The list of artists covered on The Sincerest Form of Flattery reads like a who’s who of hardcore music fiend favorites. Deep tracks from the Strawberry Alarm Clock, Nazz, Paul Williams and other high quality acts make this set a delight. Rossi’s approach is less retro than, say, The Dukes of Stratosphear; he gets the vibe right without creating recordings that sound vintage. The production aesthetic is top-notch, just gauzy enough to suit the material but sharp enough to let the music shine through.
Some of the arrangements are scintillating; Rossi’s reading of Orange Bicycle’s “LA” sounds like The Association backed by Nazz. And speaking of Todd Rundgren’s old group, Rossi’s cover of “Forget All About It” captures everything that’s special about the proto-prog/power pop classic. Rossi doesn’t reinvent the tune (nor should he) so it sounds a lot like both the Nazz original and the Gladhands cover. But one can never get enough versions of the song. The drums are especially powerful and well-recorded, with a splashy, bashing yet precise Keith Moon feel about them.

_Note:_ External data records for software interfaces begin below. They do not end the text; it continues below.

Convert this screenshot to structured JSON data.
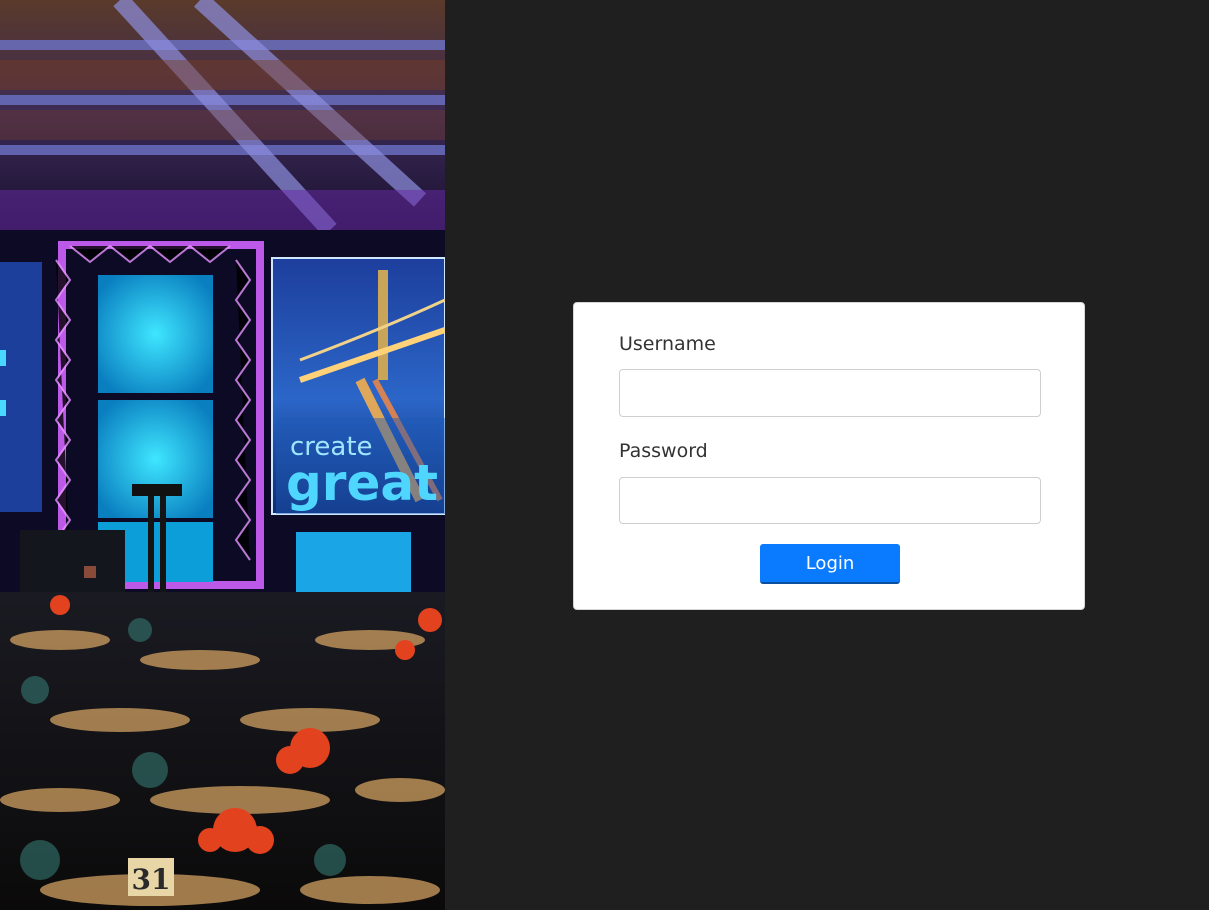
{
  "form": {
    "username_label": "Username",
    "username_value": "",
    "password_label": "Password",
    "password_value": "",
    "login_label": "Login"
  },
  "photo": {
    "screen_text_line1": "create",
    "screen_text_line2": "great",
    "table_number": "31"
  },
  "colors": {
    "background": "#1f1f1f",
    "card": "#ffffff",
    "button": "#0a7bff",
    "label": "#333333"
  }
}
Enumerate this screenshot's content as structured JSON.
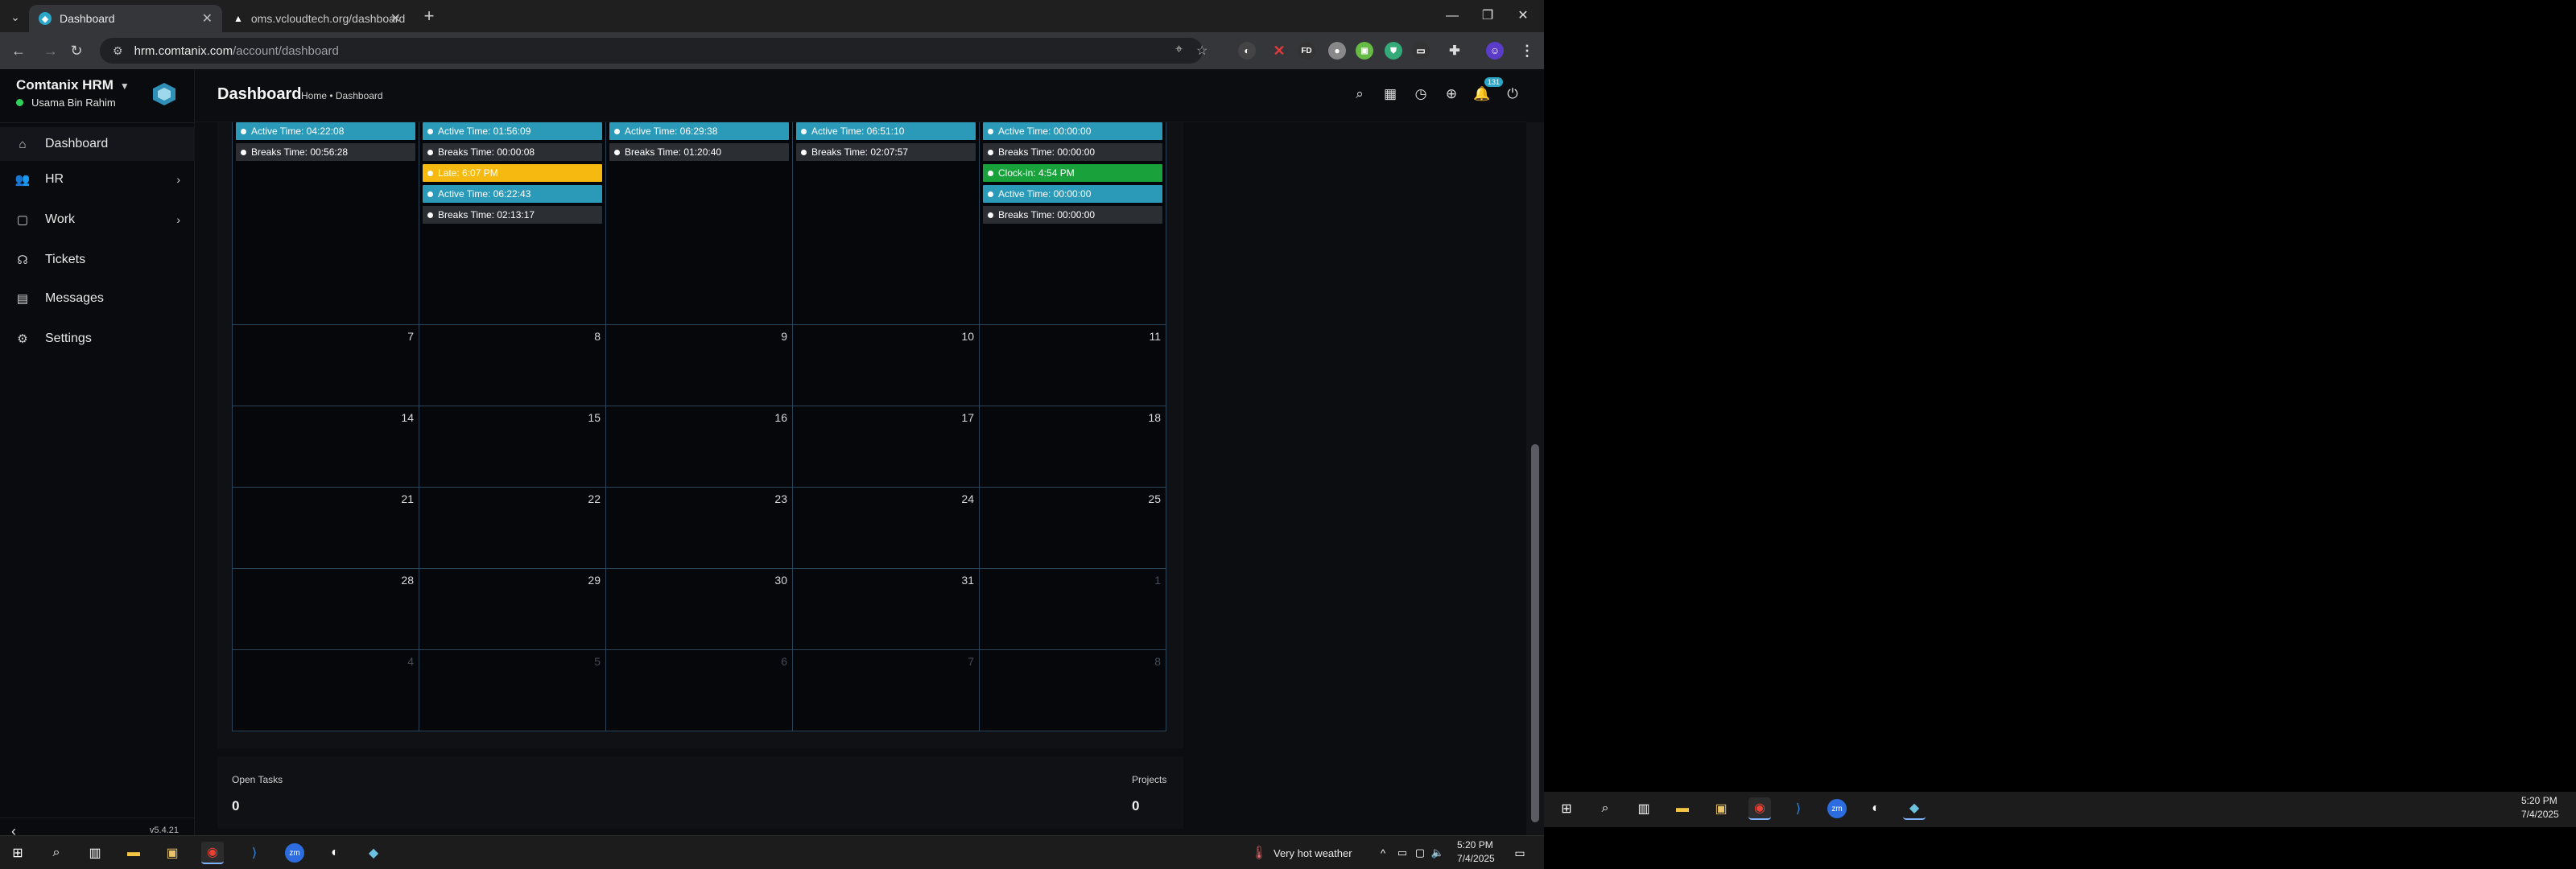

Even though the song selections are drawn from an assortment of artists, The Sincerest Form of Flattery has a cohesive character; if one didn’t know that these were covers, they’d likely just think of the album as a collection of very, very good songs with compelling arrangements. And that’s what this is, really. Only hen “Let’s Get Together” comes up will the typical listener encounter a song they’ve heard many times. And Rossi does some interesting things with the vocal arrangement.
A faithful take on We The People’s sweeping “In the Past” closes the album. The power of the recording belies Rossi’s approach to the project: he sang and played everything himself, but these songs sound very much like the work a proper band. Chances are good that even the most obsessive fan of ‘60s psych and related styles will encounter at least a tune or two that’s unfamiliar. And if that leads them to further investigation, then part of Marco Rossi’s goals have been realized. Recommended.